» What you have to do
Pick out all lines in the listing holding the string "والتصميم" and copy them.

══════

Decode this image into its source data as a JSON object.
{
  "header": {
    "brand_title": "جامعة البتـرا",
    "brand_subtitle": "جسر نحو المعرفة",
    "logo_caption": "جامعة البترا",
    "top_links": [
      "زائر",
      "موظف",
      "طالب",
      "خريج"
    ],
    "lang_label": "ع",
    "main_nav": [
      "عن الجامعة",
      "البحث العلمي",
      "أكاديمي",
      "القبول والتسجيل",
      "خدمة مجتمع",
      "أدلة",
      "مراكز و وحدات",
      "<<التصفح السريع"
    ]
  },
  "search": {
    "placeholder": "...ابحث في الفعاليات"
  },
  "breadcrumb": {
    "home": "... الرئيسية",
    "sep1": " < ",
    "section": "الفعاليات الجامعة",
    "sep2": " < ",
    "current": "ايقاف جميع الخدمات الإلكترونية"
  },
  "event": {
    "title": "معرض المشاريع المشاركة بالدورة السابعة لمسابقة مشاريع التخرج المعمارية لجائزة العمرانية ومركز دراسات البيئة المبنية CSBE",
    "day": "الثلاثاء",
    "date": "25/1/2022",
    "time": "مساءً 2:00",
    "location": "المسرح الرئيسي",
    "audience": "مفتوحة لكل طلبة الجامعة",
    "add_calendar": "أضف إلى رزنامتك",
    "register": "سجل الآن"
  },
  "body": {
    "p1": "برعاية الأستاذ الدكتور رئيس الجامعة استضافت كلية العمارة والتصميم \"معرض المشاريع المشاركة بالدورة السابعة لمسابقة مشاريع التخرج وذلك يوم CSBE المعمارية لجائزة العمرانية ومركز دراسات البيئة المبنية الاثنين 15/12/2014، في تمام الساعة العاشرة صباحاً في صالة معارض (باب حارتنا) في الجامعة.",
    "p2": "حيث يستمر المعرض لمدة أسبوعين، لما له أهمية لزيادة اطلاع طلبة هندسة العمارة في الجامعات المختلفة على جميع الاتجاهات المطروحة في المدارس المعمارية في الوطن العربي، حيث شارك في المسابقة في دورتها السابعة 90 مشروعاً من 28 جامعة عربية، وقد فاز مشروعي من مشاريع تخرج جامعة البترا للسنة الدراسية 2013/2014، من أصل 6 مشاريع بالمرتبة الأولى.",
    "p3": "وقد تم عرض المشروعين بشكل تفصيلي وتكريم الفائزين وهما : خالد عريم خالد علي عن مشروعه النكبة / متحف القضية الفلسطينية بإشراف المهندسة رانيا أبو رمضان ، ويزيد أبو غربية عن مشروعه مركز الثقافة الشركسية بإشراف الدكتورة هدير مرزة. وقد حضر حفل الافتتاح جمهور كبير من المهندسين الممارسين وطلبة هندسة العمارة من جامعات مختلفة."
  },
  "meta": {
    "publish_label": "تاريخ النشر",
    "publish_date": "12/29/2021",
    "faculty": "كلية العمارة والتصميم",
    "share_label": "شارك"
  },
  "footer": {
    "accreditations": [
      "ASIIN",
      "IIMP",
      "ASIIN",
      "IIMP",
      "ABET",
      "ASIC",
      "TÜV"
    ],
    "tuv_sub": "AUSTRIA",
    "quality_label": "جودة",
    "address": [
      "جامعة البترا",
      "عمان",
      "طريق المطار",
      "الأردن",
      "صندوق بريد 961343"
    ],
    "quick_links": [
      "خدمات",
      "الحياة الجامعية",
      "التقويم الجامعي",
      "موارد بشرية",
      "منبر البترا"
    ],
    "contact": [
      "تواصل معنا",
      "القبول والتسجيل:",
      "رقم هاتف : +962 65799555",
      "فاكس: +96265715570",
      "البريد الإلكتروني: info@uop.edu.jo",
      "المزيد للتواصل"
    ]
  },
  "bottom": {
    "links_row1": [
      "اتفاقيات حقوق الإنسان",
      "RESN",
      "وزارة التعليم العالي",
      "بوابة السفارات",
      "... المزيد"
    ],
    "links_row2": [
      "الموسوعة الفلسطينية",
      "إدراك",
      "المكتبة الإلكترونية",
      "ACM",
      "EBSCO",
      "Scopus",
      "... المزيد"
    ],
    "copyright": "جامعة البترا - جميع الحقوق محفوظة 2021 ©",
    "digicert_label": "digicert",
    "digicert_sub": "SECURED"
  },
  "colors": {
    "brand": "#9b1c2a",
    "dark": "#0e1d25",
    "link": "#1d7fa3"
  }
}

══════

» Output below
    "p1": "برعاية الأستاذ الدكتور رئيس الجامعة استضافت كلية العمارة والتصميم \"معرض المشاريع المشاركة بالدورة السابعة لمسابقة مشاريع التخرج وذلك يوم CSBE المعمارية لجائزة العمرانية ومركز دراسات البيئة المبنية الاثنين 15/12/2014، في تمام الساعة العاشرة صباحاً في صالة معارض (باب حارتنا) في الجامعة.",
    "faculty": "كلية العمارة والتصميم",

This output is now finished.